App and web page records:
· · · · ·

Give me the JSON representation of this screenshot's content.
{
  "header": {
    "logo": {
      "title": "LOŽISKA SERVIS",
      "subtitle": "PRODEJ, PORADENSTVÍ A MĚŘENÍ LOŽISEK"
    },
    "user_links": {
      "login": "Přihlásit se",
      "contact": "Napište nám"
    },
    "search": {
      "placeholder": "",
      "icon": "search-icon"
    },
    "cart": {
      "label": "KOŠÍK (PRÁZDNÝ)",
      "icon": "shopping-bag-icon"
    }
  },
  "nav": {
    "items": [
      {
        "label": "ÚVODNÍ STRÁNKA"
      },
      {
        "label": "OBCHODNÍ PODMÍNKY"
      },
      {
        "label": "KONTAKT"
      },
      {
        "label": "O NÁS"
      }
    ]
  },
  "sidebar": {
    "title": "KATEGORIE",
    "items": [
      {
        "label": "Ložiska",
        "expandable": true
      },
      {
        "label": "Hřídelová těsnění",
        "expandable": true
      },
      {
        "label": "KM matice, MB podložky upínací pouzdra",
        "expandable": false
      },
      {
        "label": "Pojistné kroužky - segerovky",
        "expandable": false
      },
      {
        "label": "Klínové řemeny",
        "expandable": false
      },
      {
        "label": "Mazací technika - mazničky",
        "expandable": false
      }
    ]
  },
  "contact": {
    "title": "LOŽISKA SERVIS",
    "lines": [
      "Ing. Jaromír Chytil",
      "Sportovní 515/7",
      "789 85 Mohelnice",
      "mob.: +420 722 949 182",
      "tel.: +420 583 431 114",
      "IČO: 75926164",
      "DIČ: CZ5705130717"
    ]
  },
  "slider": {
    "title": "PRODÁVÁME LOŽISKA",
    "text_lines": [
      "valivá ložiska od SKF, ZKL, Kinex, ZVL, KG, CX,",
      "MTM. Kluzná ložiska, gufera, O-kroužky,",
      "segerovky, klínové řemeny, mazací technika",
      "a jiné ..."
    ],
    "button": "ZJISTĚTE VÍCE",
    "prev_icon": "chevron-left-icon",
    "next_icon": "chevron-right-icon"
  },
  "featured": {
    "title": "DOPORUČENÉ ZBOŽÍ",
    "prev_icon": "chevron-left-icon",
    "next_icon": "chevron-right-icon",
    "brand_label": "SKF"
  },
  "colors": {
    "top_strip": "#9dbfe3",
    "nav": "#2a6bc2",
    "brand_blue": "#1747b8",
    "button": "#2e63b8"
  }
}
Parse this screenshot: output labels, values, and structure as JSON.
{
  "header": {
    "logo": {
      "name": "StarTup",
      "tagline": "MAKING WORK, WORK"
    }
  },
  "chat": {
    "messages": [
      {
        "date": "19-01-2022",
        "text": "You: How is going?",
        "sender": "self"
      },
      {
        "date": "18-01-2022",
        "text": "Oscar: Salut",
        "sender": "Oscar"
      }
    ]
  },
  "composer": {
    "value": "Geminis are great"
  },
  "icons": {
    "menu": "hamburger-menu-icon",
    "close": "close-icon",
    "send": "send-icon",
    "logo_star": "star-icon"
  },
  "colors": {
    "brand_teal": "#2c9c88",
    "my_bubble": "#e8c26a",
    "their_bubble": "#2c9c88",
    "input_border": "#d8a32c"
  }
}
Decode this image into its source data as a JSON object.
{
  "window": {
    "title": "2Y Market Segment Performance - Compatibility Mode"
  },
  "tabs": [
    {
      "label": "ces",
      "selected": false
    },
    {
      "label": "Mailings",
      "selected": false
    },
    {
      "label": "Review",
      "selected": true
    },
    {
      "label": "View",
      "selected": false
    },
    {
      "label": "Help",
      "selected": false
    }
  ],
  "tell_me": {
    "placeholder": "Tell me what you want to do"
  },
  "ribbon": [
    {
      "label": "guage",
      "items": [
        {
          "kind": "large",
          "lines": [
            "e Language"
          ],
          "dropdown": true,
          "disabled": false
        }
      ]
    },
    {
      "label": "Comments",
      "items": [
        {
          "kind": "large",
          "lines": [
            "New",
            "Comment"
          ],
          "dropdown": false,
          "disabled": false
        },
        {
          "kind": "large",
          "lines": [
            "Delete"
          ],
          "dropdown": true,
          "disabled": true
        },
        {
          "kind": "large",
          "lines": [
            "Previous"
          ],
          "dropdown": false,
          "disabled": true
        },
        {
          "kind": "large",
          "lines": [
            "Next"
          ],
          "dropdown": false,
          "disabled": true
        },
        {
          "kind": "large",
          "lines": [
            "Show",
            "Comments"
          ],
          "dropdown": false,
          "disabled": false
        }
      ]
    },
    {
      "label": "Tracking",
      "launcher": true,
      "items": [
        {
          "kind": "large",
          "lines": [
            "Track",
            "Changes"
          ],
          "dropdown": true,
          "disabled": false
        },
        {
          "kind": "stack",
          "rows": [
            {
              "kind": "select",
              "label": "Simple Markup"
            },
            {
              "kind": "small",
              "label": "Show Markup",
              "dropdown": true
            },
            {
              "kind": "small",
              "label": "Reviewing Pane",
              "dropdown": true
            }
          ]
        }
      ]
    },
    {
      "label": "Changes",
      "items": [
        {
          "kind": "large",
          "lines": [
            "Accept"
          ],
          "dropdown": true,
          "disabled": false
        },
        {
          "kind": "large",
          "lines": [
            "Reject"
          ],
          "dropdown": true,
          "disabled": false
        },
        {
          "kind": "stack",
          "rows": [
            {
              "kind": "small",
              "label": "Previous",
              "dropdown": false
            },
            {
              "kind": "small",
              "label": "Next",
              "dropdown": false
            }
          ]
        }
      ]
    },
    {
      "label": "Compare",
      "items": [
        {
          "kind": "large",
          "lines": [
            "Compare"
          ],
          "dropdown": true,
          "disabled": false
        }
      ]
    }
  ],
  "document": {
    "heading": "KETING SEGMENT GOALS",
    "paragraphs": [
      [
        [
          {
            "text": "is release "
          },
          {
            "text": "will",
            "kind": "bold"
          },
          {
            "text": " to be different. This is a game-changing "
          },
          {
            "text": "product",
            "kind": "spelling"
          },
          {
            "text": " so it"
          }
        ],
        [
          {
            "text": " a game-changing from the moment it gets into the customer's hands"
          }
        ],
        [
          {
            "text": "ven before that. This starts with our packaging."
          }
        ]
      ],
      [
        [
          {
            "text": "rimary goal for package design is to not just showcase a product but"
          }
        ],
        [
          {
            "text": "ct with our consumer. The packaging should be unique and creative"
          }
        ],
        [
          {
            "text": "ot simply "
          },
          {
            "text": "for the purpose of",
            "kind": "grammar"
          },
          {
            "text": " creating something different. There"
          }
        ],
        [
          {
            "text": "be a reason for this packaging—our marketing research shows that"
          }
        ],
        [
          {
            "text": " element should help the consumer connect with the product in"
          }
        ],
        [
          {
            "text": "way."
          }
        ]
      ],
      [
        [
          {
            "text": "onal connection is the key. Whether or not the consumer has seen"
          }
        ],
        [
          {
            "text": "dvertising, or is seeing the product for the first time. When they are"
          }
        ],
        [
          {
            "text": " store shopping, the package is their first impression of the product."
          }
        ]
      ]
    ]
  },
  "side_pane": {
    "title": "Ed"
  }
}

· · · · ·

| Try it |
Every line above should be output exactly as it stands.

| Written answer |
Give me the JSON representation of this screenshot's content.
{
  "header": {
    "logo": {
      "title": "LOŽISKA SERVIS",
      "subtitle": "PRODEJ, PORADENSTVÍ A MĚŘENÍ LOŽISEK"
    },
    "user_links": {
      "login": "Přihlásit se",
      "contact": "Napište nám"
    },
    "search": {
      "placeholder": "",
      "icon": "search-icon"
    },
    "cart": {
      "label": "KOŠÍK (PRÁZDNÝ)",
      "icon": "shopping-bag-icon"
    }
  },
  "nav": {
    "items": [
      {
        "label": "ÚVODNÍ STRÁNKA"
      },
      {
        "label": "OBCHODNÍ PODMÍNKY"
      },
      {
        "label": "KONTAKT"
      },
      {
        "label": "O NÁS"
      }
    ]
  },
  "sidebar": {
    "title": "KATEGORIE",
    "items": [
      {
        "label": "Ložiska",
        "expandable": true
      },
      {
        "label": "Hřídelová těsnění",
        "expandable": true
      },
      {
        "label": "KM matice, MB podložky upínací pouzdra",
        "expandable": false
      },
      {
        "label": "Pojistné kroužky - segerovky",
        "expandable": false
      },
      {
        "label": "Klínové řemeny",
        "expandable": false
      },
      {
        "label": "Mazací technika - mazničky",
        "expandable": false
      }
    ]
  },
  "contact": {
    "title": "LOŽISKA SERVIS",
    "lines": [
      "Ing. Jaromír Chytil",
      "Sportovní 515/7",
      "789 85 Mohelnice",
      "mob.: +420 722 949 182",
      "tel.: +420 583 431 114",
      "IČO: 75926164",
      "DIČ: CZ5705130717"
    ]
  },
  "slider": {
    "title": "PRODÁVÁME LOŽISKA",
    "text_lines": [
      "valivá ložiska od SKF, ZKL, Kinex, ZVL, KG, CX,",
      "MTM. Kluzná ložiska, gufera, O-kroužky,",
      "segerovky, klínové řemeny, mazací technika",
      "a jiné ..."
    ],
    "button": "ZJISTĚTE VÍCE",
    "prev_icon": "chevron-left-icon",
    "next_icon": "chevron-right-icon"
  },
  "featured": {
    "title": "DOPORUČENÉ ZBOŽÍ",
    "prev_icon": "chevron-left-icon",
    "next_icon": "chevron-right-icon",
    "brand_label": "SKF"
  },
  "colors": {
    "top_strip": "#9dbfe3",
    "nav": "#2a6bc2",
    "brand_blue": "#1747b8",
    "button": "#2e63b8"
  }
}
Parse this screenshot: output labels, values, and structure as JSON.
{
  "header": {
    "logo": {
      "name": "StarTup",
      "tagline": "MAKING WORK, WORK"
    }
  },
  "chat": {
    "messages": [
      {
        "date": "19-01-2022",
        "text": "You: How is going?",
        "sender": "self"
      },
      {
        "date": "18-01-2022",
        "text": "Oscar: Salut",
        "sender": "Oscar"
      }
    ]
  },
  "composer": {
    "value": "Geminis are great"
  },
  "icons": {
    "menu": "hamburger-menu-icon",
    "close": "close-icon",
    "send": "send-icon",
    "logo_star": "star-icon"
  },
  "colors": {
    "brand_teal": "#2c9c88",
    "my_bubble": "#e8c26a",
    "their_bubble": "#2c9c88",
    "input_border": "#d8a32c"
  }
}
Decode this image into its source data as a JSON object.
{
  "window": {
    "title": "2Y Market Segment Performance - Compatibility Mode"
  },
  "tabs": [
    {
      "label": "ces",
      "selected": false
    },
    {
      "label": "Mailings",
      "selected": false
    },
    {
      "label": "Review",
      "selected": true
    },
    {
      "label": "View",
      "selected": false
    },
    {
      "label": "Help",
      "selected": false
    }
  ],
  "tell_me": {
    "placeholder": "Tell me what you want to do"
  },
  "ribbon": [
    {
      "label": "guage",
      "items": [
        {
          "kind": "large",
          "lines": [
            "e Language"
          ],
          "dropdown": true,
          "disabled": false
        }
      ]
    },
    {
      "label": "Comments",
      "items": [
        {
          "kind": "large",
          "lines": [
            "New",
            "Comment"
          ],
          "dropdown": false,
          "disabled": false
        },
        {
          "kind": "large",
          "lines": [
            "Delete"
          ],
          "dropdown": true,
          "disabled": true
        },
        {
          "kind": "large",
          "lines": [
            "Previous"
          ],
          "dropdown": false,
          "disabled": true
        },
        {
          "kind": "large",
          "lines": [
            "Next"
          ],
          "dropdown": false,
          "disabled": true
        },
        {
          "kind": "large",
          "lines": [
            "Show",
            "Comments"
          ],
          "dropdown": false,
          "disabled": false
        }
      ]
    },
    {
      "label": "Tracking",
      "launcher": true,
      "items": [
        {
          "kind": "large",
          "lines": [
            "Track",
            "Changes"
          ],
          "dropdown": true,
          "disabled": false
        },
        {
          "kind": "stack",
          "rows": [
            {
              "kind": "select",
              "label": "Simple Markup"
            },
            {
              "kind": "small",
              "label": "Show Markup",
              "dropdown": true
            },
            {
              "kind": "small",
              "label": "Reviewing Pane",
              "dropdown": true
            }
          ]
        }
      ]
    },
    {
      "label": "Changes",
      "items": [
        {
          "kind": "large",
          "lines": [
            "Accept"
          ],
          "dropdown": true,
          "disabled": false
        },
        {
          "kind": "large",
          "lines": [
            "Reject"
          ],
          "dropdown": true,
          "disabled": false
        },
        {
          "kind": "stack",
          "rows": [
            {
              "kind": "small",
              "label": "Previous",
              "dropdown": false
            },
            {
              "kind": "small",
              "label": "Next",
              "dropdown": false
            }
          ]
        }
      ]
    },
    {
      "label": "Compare",
      "items": [
        {
          "kind": "large",
          "lines": [
            "Compare"
          ],
          "dropdown": true,
          "disabled": false
        }
      ]
    }
  ],
  "document": {
    "heading": "KETING SEGMENT GOALS",
    "paragraphs": [
      [
        [
          {
            "text": "is release "
          },
          {
            "text": "will",
            "kind": "bold"
          },
          {
            "text": " to be different. This is a game-changing "
          },
          {
            "text": "product",
            "kind": "spelling"
          },
          {
            "text": " so it"
          }
        ],
        [
          {
            "text": " a game-changing from the moment it gets into the customer's hands"
          }
        ],
        [
          {
            "text": "ven before that. This starts with our packaging."
          }
        ]
      ],
      [
        [
          {
            "text": "rimary goal for package design is to not just showcase a product but"
          }
        ],
        [
          {
            "text": "ct with our consumer. The packaging should be unique and creative"
          }
        ],
        [
          {
            "text": "ot simply "
          },
          {
            "text": "for the purpose of",
            "kind": "grammar"
          },
          {
            "text": " creating something different. There"
          }
        ],
        [
          {
            "text": "be a reason for this packaging—our marketing research shows that"
          }
        ],
        [
          {
            "text": " element should help the consumer connect with the product in"
          }
        ],
        [
          {
            "text": "way."
          }
        ]
      ],
      [
        [
          {
            "text": "onal connection is the key. Whether or not the consumer has seen"
          }
        ],
        [
          {
            "text": "dvertising, or is seeing the product for the first time. When they are"
          }
        ],
        [
          {
            "text": " store shopping, the package is their first impression of the product."
          }
        ]
      ]
    ]
  },
  "side_pane": {
    "title": "Ed"
  }
}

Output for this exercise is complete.